Comments about the third characteristic (risk-taking): Turning to “risk-taking” as one of eight characteristics of the Innovator’s Mindset (in “Innovate Inside the Box: Empowering Learners Through UDL [Universal Design for Learning] and the Innovator’s Mindset”), Couros and Novak are explicit in noting that they are not advocating “doing things that would harm our learners”; they are advocating the act of “moving from a comfortable average in pursuit of an unknown better”—something at the heart of the positive transformations that effective learning fosters. It’s a theme that speaks to me powerfully because I have, at points in my lifelong learning endeavors, caught myself (stupidly) thinking about not taking a course because it might lower my GPA—took me years to realize I no longer cared about grades; I cared about the positive results any great learning experience produces. I also occasionally catch myself—and stop myself from—holding back with questions about or experimental approaches to learning challenges offered in onsite and online courses and workshops; the self-imposed barrier, of course, comes from the fear that my peers/colleagues might somehow think less of me if I ask I a “stupid” question or produce results that are less dazzling than I hoped to produce when completing a learning task. What it comes down to, of course, is modeling for my co-conspirators in learning the very behavior I hope to foster in them: a willingness to try new things, overcome the fears that often accompany the act of taking risks, and live with—and actually embrace—the temporary failures that accompany us as we take the path toward learning what we want and need to learn. We “have to eliminate the barriers that prevent students from taking risks,” Novak counsels, and I would suggest we need to do the same for ourselves if we want to develop and benefit from adopting and nurturing the characteristics of the Innovative Mindset—for our learners and ourselves.

Comments accompanying my Instagram post on the fourth characteristic (networked); Being “networked”—the fourth of the eight characteristics of the Innovator’s Mindset (in “Innovate Inside the Box: Empowering Learners Through UDL [Universal Design for Learning] and the Innovator’s Mindset”)—is “crucial both to innovative teaching and learning as well as to helping students develop an Innovator’s Mindset,” George Couros writes. It’s a characteristic well-fostered in the “Innovate Inside the Box Instagram Book Study” group for which this and my other #InnovateInsideTheBox posts on Instagram [with copies posted to Tumblr] have been prepared: by engaging in an asynchronous book discussion via Instagram, those of us participating with George and his “Inside the Box” co-author, Katie Novak, are meeting and engaging with others in a rapidly-developing network of educators (aka, trainer-teacher-learners] that has the potential to become another long-term community of learning. We work through Instagram; we learn with and from each other; and, if we’re successful, we and the learners we serve will benefit from having nurtured the “networked” and other Innovator’s Mindset characteristics we are developing with each new interaction we help create. As Novak observes, “When we provide students [ourselves included] with authentic opportunities to network and dive their own learning, it’s a hell of a ride.”

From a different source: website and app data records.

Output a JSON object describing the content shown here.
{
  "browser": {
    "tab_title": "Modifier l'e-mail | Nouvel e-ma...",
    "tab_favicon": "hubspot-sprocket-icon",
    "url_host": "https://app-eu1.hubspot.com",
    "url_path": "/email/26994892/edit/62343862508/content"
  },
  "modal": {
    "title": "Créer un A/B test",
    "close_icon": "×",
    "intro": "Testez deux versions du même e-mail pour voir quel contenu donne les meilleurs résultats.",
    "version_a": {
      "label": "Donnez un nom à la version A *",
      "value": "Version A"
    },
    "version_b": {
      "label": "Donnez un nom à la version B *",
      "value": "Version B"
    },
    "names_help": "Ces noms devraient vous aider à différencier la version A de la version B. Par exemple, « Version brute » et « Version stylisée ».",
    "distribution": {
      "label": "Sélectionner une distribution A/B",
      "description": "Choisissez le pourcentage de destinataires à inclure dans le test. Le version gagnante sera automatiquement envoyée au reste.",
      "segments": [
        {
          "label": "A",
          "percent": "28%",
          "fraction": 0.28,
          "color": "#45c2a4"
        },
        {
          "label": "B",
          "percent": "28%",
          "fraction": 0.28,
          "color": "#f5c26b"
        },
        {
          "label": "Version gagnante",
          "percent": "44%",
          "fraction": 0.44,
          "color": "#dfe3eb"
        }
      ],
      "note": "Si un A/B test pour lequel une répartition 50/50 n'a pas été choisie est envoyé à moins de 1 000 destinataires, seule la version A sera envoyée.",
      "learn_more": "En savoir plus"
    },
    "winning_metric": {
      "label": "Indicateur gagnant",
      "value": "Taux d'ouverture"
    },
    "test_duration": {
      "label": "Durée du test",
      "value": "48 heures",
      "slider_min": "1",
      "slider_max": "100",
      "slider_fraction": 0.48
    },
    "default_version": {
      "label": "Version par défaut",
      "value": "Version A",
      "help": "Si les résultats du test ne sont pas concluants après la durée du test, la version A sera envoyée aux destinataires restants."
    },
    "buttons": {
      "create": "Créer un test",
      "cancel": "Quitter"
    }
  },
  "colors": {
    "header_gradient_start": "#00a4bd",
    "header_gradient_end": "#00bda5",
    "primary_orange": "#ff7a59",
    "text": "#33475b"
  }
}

–N.B.: This is the second in a set of reflections inspired by #IITB, the Innovate Inside the Box Instagram Book Study group. Next: The four remaining characteristics (observant, creators, resilient, and reflective).

Leave a Reply

Fill in your details below or click an icon to log in:

WordPress.com Logo

You are commenting using your WordPress.com account. Log Out /  Change )

Google photo

You are commenting using your Google account. Log Out /  Change )

Twitter picture

You are commenting using your Twitter account. Log Out /  Change )

Facebook photo

You are commenting using your Facebook account. Log Out /  Change )

Connecting to %s

%d bloggers like this: